The records below are to be returned exactly as written, minus their pictures.

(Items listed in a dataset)
┄┄┄┄┄┄
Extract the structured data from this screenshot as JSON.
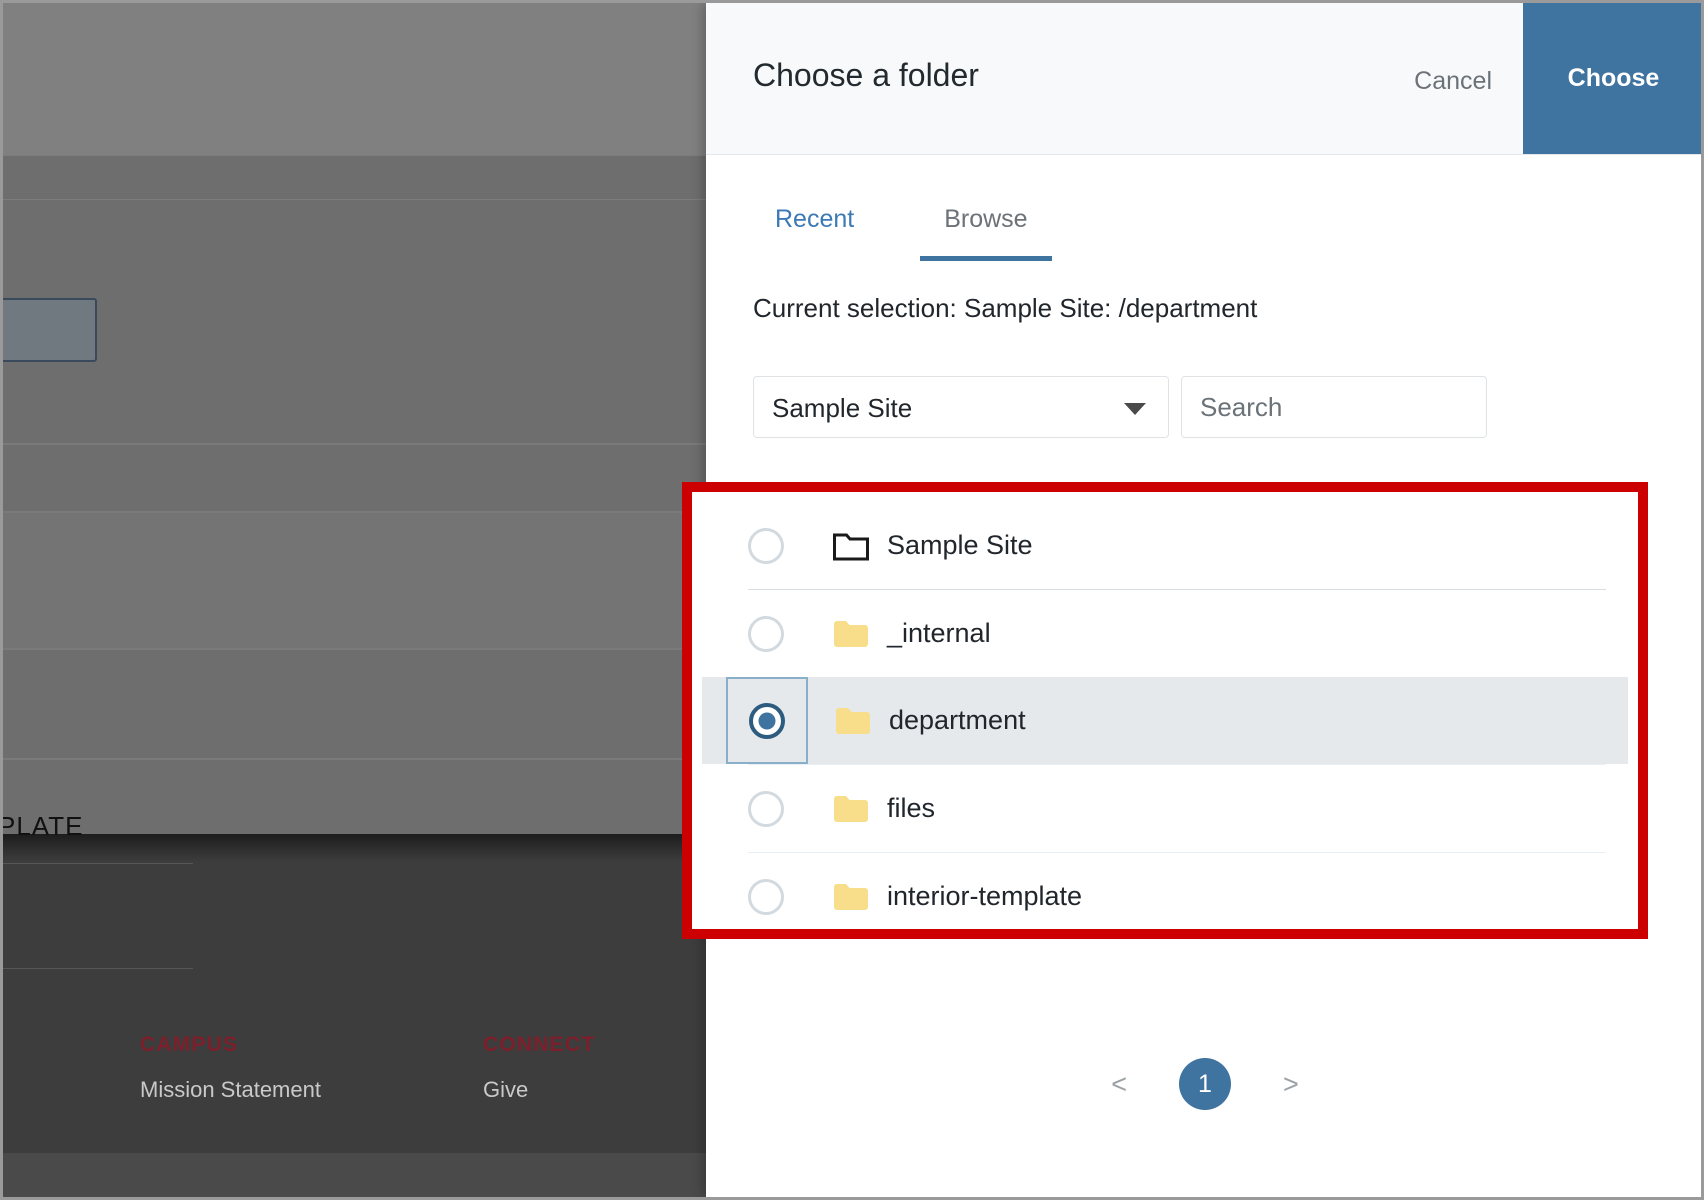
{
  "background_page": {
    "template_label": "PLATE",
    "footer_columns": [
      {
        "heading": "CAMPUS",
        "links": [
          "Mission Statement"
        ]
      },
      {
        "heading": "CONNECT",
        "links": [
          "Give"
        ]
      }
    ]
  },
  "dialog": {
    "title": "Choose a folder",
    "cancel_label": "Cancel",
    "choose_label": "Choose",
    "tabs": [
      {
        "label": "Recent",
        "active": false
      },
      {
        "label": "Browse",
        "active": true
      }
    ],
    "current_selection": "Current selection: Sample Site: /department",
    "site_select": {
      "value": "Sample Site",
      "caret_icon": "chevron-down-icon"
    },
    "search": {
      "value": "",
      "placeholder": "Search"
    },
    "folders": [
      {
        "label": "Sample Site",
        "icon": "folder-outline-icon",
        "selected": false
      },
      {
        "label": "_internal",
        "icon": "folder-icon",
        "selected": false
      },
      {
        "label": "department",
        "icon": "folder-icon",
        "selected": true
      },
      {
        "label": "files",
        "icon": "folder-icon",
        "selected": false
      },
      {
        "label": "interior-template",
        "icon": "folder-icon",
        "selected": false
      }
    ],
    "pagination": {
      "prev_label": "<",
      "next_label": ">",
      "current_page": "1"
    }
  },
  "colors": {
    "accent_blue": "#3f73a0",
    "link_blue": "#3c7ab5",
    "highlight_red": "#cc0000",
    "folder_yellow": "#f8dd8a",
    "row_selected_bg": "#e6e9eb",
    "footer_heading_red": "#7d1f2b"
  }
}
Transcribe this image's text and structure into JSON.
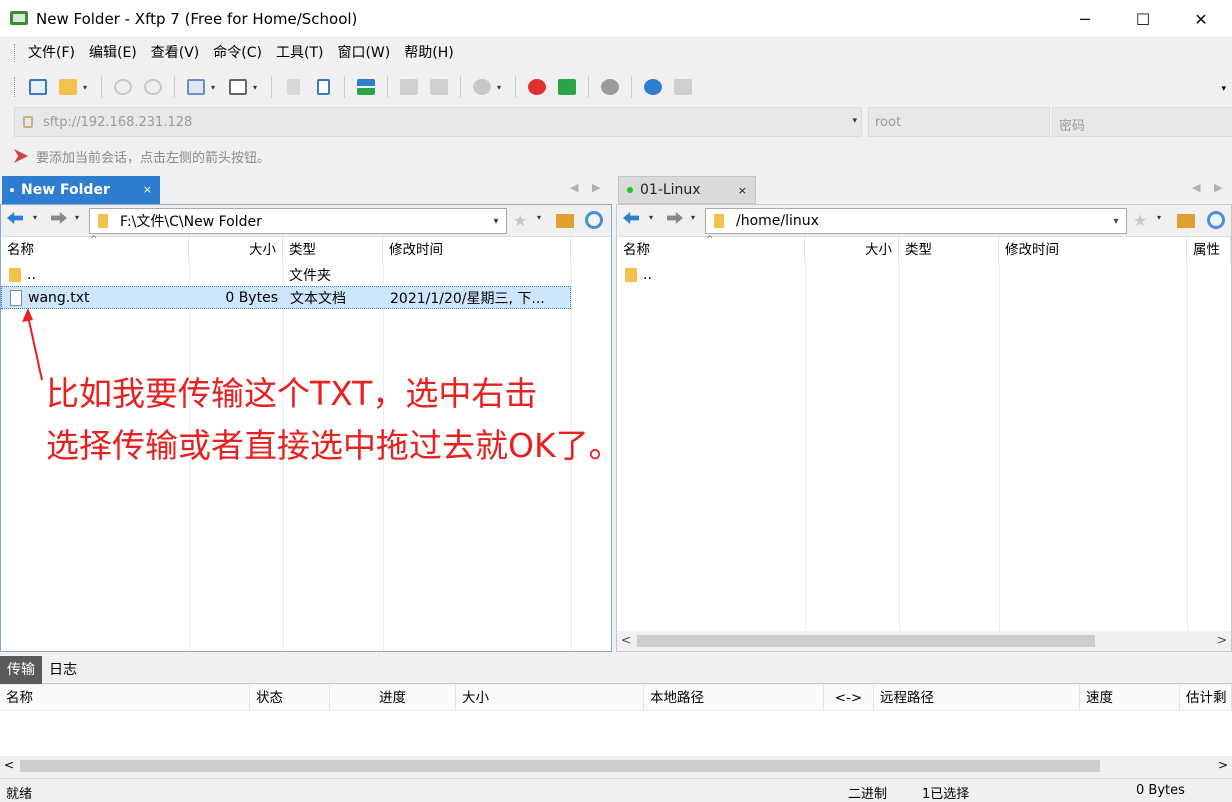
{
  "window": {
    "title": "New Folder - Xftp 7 (Free for Home/School)",
    "minimize": "─",
    "maximize": "☐",
    "close": "✕"
  },
  "menu": [
    "文件(F)",
    "编辑(E)",
    "查看(V)",
    "命令(C)",
    "工具(T)",
    "窗口(W)",
    "帮助(H)"
  ],
  "address": {
    "host_placeholder": "sftp://192.168.231.128",
    "user_placeholder": "root",
    "password_placeholder": "密码"
  },
  "hint": "要添加当前会话，点击左侧的箭头按钮。",
  "colors": {
    "accent": "#2f7dd1",
    "annotation": "#e82020",
    "selection": "#cde6fb",
    "folder": "#f2c14e",
    "session_dot": "#1ec41e"
  },
  "left": {
    "tab_label": "New Folder",
    "path": "F:\\文件\\C\\New Folder",
    "columns": [
      "名称",
      "大小",
      "类型",
      "修改时间"
    ],
    "rows": [
      {
        "name": "..",
        "size": "",
        "type": "文件夹",
        "modified": "",
        "icon": "folder-icon"
      },
      {
        "name": "wang.txt",
        "size": "0 Bytes",
        "type": "文本文档",
        "modified": "2021/1/20/星期三, 下...",
        "icon": "file-icon"
      }
    ]
  },
  "right": {
    "tab_label": "01-Linux",
    "path": "/home/linux",
    "columns": [
      "名称",
      "大小",
      "类型",
      "修改时间",
      "属性"
    ],
    "rows": [
      {
        "name": "..",
        "icon": "folder-icon"
      }
    ]
  },
  "annotation": {
    "line1": "比如我要传输这个TXT，选中右击",
    "line2": "选择传输或者直接选中拖过去就OK了。"
  },
  "transfer": {
    "tabs": [
      "传输",
      "日志"
    ],
    "columns": [
      "名称",
      "状态",
      "进度",
      "大小",
      "本地路径",
      "<->",
      "远程路径",
      "速度",
      "估计剩"
    ]
  },
  "status": {
    "ready": "就绪",
    "mode": "二进制",
    "selected": "1已选择",
    "size": "0 Bytes"
  },
  "glyphs": {
    "close_small": "×",
    "chev_down": "▾",
    "scroll_left": "<",
    "scroll_right": ">",
    "tab_prev": "◀",
    "tab_next": "▶",
    "star": "★"
  }
}
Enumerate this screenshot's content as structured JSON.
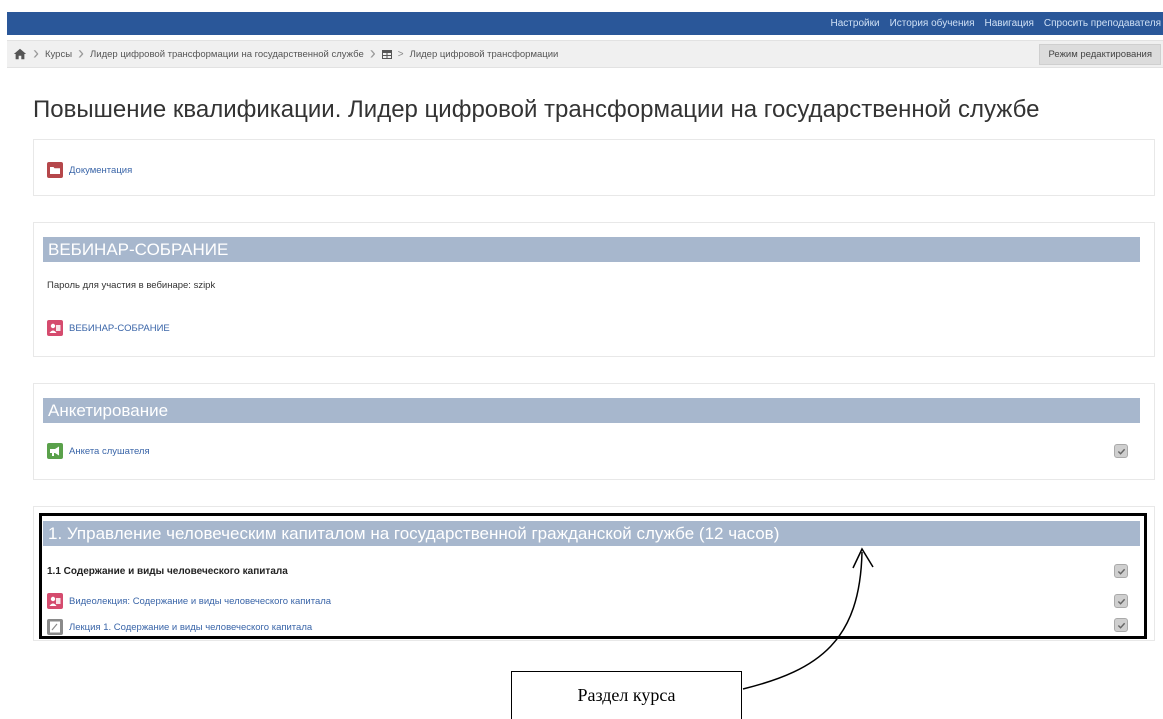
{
  "topnav": {
    "items": [
      "Настройки",
      "История обучения",
      "Навигация",
      "Спросить преподавателя"
    ]
  },
  "breadcrumb": {
    "courses": "Курсы",
    "category": "Лидер цифровой трансформации на государственной службе",
    "current": "Лидер цифровой трансформации"
  },
  "edit_mode_label": "Режим редактирования",
  "page_title": "Повышение квалификации. Лидер цифровой трансформации на государственной службе",
  "sections": {
    "docs": {
      "activity": "Документация"
    },
    "webinar": {
      "title": "ВЕБИНАР-СОБРАНИЕ",
      "password_text": "Пароль для участия в вебинаре: szipk",
      "activity": "ВЕБИНАР-СОБРАНИЕ"
    },
    "survey": {
      "title": "Анкетирование",
      "activity": "Анкета слушателя"
    },
    "section1": {
      "title": "1. Управление человеческим капиталом на государственной гражданской службе (12 часов)",
      "subheading": "1.1 Содержание и виды человеческого капитала",
      "activities": [
        "Видеолекция: Содержание и виды человеческого капитала",
        "Лекция 1. Содержание и виды человеческого капитала"
      ]
    }
  },
  "callout_label": "Раздел курса",
  "colors": {
    "topbar": "#2a5799",
    "section_header": "#a7b7cd",
    "link": "#3a65a8"
  }
}
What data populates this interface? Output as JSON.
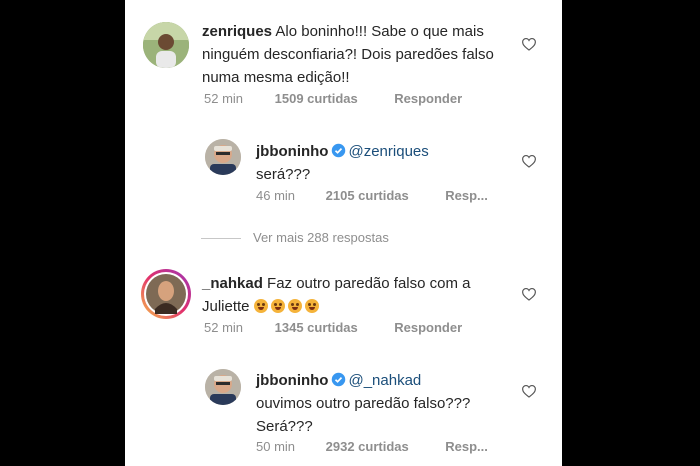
{
  "comments": [
    {
      "username": "zenriques",
      "text": "Alo boninho!!! Sabe o que mais ninguém desconfiaria?! Dois paredões falso numa mesma edição!!",
      "time": "52 min",
      "likes": "1509 curtidas",
      "reply": "Responder",
      "replies": [
        {
          "username": "jbboninho",
          "verified": true,
          "mention": "@zenriques",
          "text": "será???",
          "time": "46 min",
          "likes": "2105 curtidas",
          "reply": "Resp..."
        }
      ]
    },
    {
      "username": "_nahkad",
      "text": "Faz outro paredão falso com a Juliette",
      "emoji_count": 4,
      "time": "52 min",
      "likes": "1345 curtidas",
      "reply": "Responder",
      "replies": [
        {
          "username": "jbboninho",
          "verified": true,
          "mention": "@_nahkad",
          "text": "ouvimos outro paredão falso??? Será???",
          "time": "50 min",
          "likes": "2932 curtidas",
          "reply": "Resp..."
        }
      ]
    }
  ],
  "view_more": "Ver mais 288 respostas",
  "colors": {
    "mention": "#1b4e7a",
    "verified": "#3897f0",
    "meta": "#8e8e8e"
  }
}
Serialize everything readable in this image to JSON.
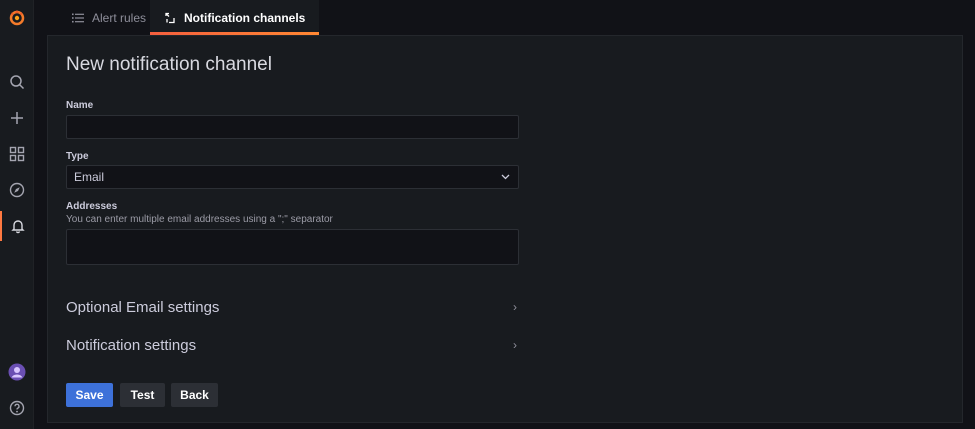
{
  "tabs": [
    {
      "label": "Alert rules",
      "icon": "list-icon",
      "active": false
    },
    {
      "label": "Notification channels",
      "icon": "bell-channel-icon",
      "active": true
    }
  ],
  "page": {
    "title": "New notification channel"
  },
  "form": {
    "name": {
      "label": "Name",
      "value": ""
    },
    "type": {
      "label": "Type",
      "value": "Email"
    },
    "addresses": {
      "label": "Addresses",
      "description": "You can enter multiple email addresses using a \";\" separator",
      "value": ""
    }
  },
  "sections": {
    "optional": "Optional Email settings",
    "notification": "Notification settings"
  },
  "buttons": {
    "save": "Save",
    "test": "Test",
    "back": "Back"
  },
  "colors": {
    "accent": "#ff7941",
    "primary": "#3d71d9",
    "background": "#111217",
    "panel": "#181b1f"
  }
}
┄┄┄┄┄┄
### YOUR SOLUTION
Extract the structured data from this screenshot as JSON.
{
  "background_page": {
    "template_label": "PLATE",
    "footer_columns": [
      {
        "heading": "CAMPUS",
        "links": [
          "Mission Statement"
        ]
      },
      {
        "heading": "CONNECT",
        "links": [
          "Give"
        ]
      }
    ]
  },
  "dialog": {
    "title": "Choose a folder",
    "cancel_label": "Cancel",
    "choose_label": "Choose",
    "tabs": [
      {
        "label": "Recent",
        "active": false
      },
      {
        "label": "Browse",
        "active": true
      }
    ],
    "current_selection": "Current selection: Sample Site: /department",
    "site_select": {
      "value": "Sample Site",
      "caret_icon": "chevron-down-icon"
    },
    "search": {
      "value": "",
      "placeholder": "Search"
    },
    "folders": [
      {
        "label": "Sample Site",
        "icon": "folder-outline-icon",
        "selected": false
      },
      {
        "label": "_internal",
        "icon": "folder-icon",
        "selected": false
      },
      {
        "label": "department",
        "icon": "folder-icon",
        "selected": true
      },
      {
        "label": "files",
        "icon": "folder-icon",
        "selected": false
      },
      {
        "label": "interior-template",
        "icon": "folder-icon",
        "selected": false
      }
    ],
    "pagination": {
      "prev_label": "<",
      "next_label": ">",
      "current_page": "1"
    }
  },
  "colors": {
    "accent_blue": "#3f73a0",
    "link_blue": "#3c7ab5",
    "highlight_red": "#cc0000",
    "folder_yellow": "#f8dd8a",
    "row_selected_bg": "#e6e9eb",
    "footer_heading_red": "#7d1f2b"
  }
}
Transcribe this image's text and structure into JSON.
{
  "window": {
    "title": "New Folder - Xftp 7 (Free for Home/School)",
    "minimize": "─",
    "maximize": "☐",
    "close": "✕"
  },
  "menu": [
    "文件(F)",
    "编辑(E)",
    "查看(V)",
    "命令(C)",
    "工具(T)",
    "窗口(W)",
    "帮助(H)"
  ],
  "address": {
    "host_placeholder": "sftp://192.168.231.128",
    "user_placeholder": "root",
    "password_placeholder": "密码"
  },
  "hint": "要添加当前会话，点击左侧的箭头按钮。",
  "colors": {
    "accent": "#2f7dd1",
    "annotation": "#e82020",
    "selection": "#cde6fb",
    "folder": "#f2c14e",
    "session_dot": "#1ec41e"
  },
  "left": {
    "tab_label": "New Folder",
    "path": "F:\\文件\\C\\New Folder",
    "columns": [
      "名称",
      "大小",
      "类型",
      "修改时间"
    ],
    "rows": [
      {
        "name": "..",
        "size": "",
        "type": "文件夹",
        "modified": "",
        "icon": "folder-icon"
      },
      {
        "name": "wang.txt",
        "size": "0 Bytes",
        "type": "文本文档",
        "modified": "2021/1/20/星期三, 下...",
        "icon": "file-icon"
      }
    ]
  },
  "right": {
    "tab_label": "01-Linux",
    "path": "/home/linux",
    "columns": [
      "名称",
      "大小",
      "类型",
      "修改时间",
      "属性"
    ],
    "rows": [
      {
        "name": "..",
        "icon": "folder-icon"
      }
    ]
  },
  "annotation": {
    "line1": "比如我要传输这个TXT，选中右击",
    "line2": "选择传输或者直接选中拖过去就OK了。"
  },
  "transfer": {
    "tabs": [
      "传输",
      "日志"
    ],
    "columns": [
      "名称",
      "状态",
      "进度",
      "大小",
      "本地路径",
      "<->",
      "远程路径",
      "速度",
      "估计剩"
    ]
  },
  "status": {
    "ready": "就绪",
    "mode": "二进制",
    "selected": "1已选择",
    "size": "0 Bytes"
  },
  "glyphs": {
    "close_small": "×",
    "chev_down": "▾",
    "scroll_left": "<",
    "scroll_right": ">",
    "tab_prev": "◀",
    "tab_next": "▶",
    "star": "★"
  }
}
Enumerate this screenshot's content as structured JSON.
{
  "topnav": {
    "items": [
      "Настройки",
      "История обучения",
      "Навигация",
      "Спросить преподавателя"
    ]
  },
  "breadcrumb": {
    "courses": "Курсы",
    "category": "Лидер цифровой трансформации на государственной службе",
    "current": "Лидер цифровой трансформации"
  },
  "edit_mode_label": "Режим редактирования",
  "page_title": "Повышение квалификации. Лидер цифровой трансформации на государственной службе",
  "sections": {
    "docs": {
      "activity": "Документация"
    },
    "webinar": {
      "title": "ВЕБИНАР-СОБРАНИЕ",
      "password_text": "Пароль для участия в вебинаре: szipk",
      "activity": "ВЕБИНАР-СОБРАНИЕ"
    },
    "survey": {
      "title": "Анкетирование",
      "activity": "Анкета слушателя"
    },
    "section1": {
      "title": "1. Управление человеческим капиталом на государственной гражданской службе (12 часов)",
      "subheading": "1.1 Содержание и виды человеческого капитала",
      "activities": [
        "Видеолекция: Содержание и виды человеческого капитала",
        "Лекция 1. Содержание и виды человеческого капитала"
      ]
    }
  },
  "callout_label": "Раздел курса",
  "colors": {
    "topbar": "#2a5799",
    "section_header": "#a7b7cd",
    "link": "#3a65a8"
  }
}
What data populates this interface? Output as JSON.
{
  "comments": [
    {
      "username": "zenriques",
      "text": "Alo boninho!!! Sabe o que mais ninguém desconfiaria?! Dois paredões falso numa mesma edição!!",
      "time": "52 min",
      "likes": "1509 curtidas",
      "reply": "Responder",
      "replies": [
        {
          "username": "jbboninho",
          "verified": true,
          "mention": "@zenriques",
          "text": "será???",
          "time": "46 min",
          "likes": "2105 curtidas",
          "reply": "Resp..."
        }
      ]
    },
    {
      "username": "_nahkad",
      "text": "Faz outro paredão falso com a Juliette",
      "emoji_count": 4,
      "time": "52 min",
      "likes": "1345 curtidas",
      "reply": "Responder",
      "replies": [
        {
          "username": "jbboninho",
          "verified": true,
          "mention": "@_nahkad",
          "text": "ouvimos outro paredão falso??? Será???",
          "time": "50 min",
          "likes": "2932 curtidas",
          "reply": "Resp..."
        }
      ]
    }
  ],
  "view_more": "Ver mais 288 respostas",
  "colors": {
    "mention": "#1b4e7a",
    "verified": "#3897f0",
    "meta": "#8e8e8e"
  }
}
Serialize everything readable in this image to JSON.
{
  "tabs": [
    {
      "label": "Alert rules",
      "icon": "list-icon",
      "active": false
    },
    {
      "label": "Notification channels",
      "icon": "bell-channel-icon",
      "active": true
    }
  ],
  "page": {
    "title": "New notification channel"
  },
  "form": {
    "name": {
      "label": "Name",
      "value": ""
    },
    "type": {
      "label": "Type",
      "value": "Email"
    },
    "addresses": {
      "label": "Addresses",
      "description": "You can enter multiple email addresses using a \";\" separator",
      "value": ""
    }
  },
  "sections": {
    "optional": "Optional Email settings",
    "notification": "Notification settings"
  },
  "buttons": {
    "save": "Save",
    "test": "Test",
    "back": "Back"
  },
  "colors": {
    "accent": "#ff7941",
    "primary": "#3d71d9",
    "background": "#111217",
    "panel": "#181b1f"
  }
}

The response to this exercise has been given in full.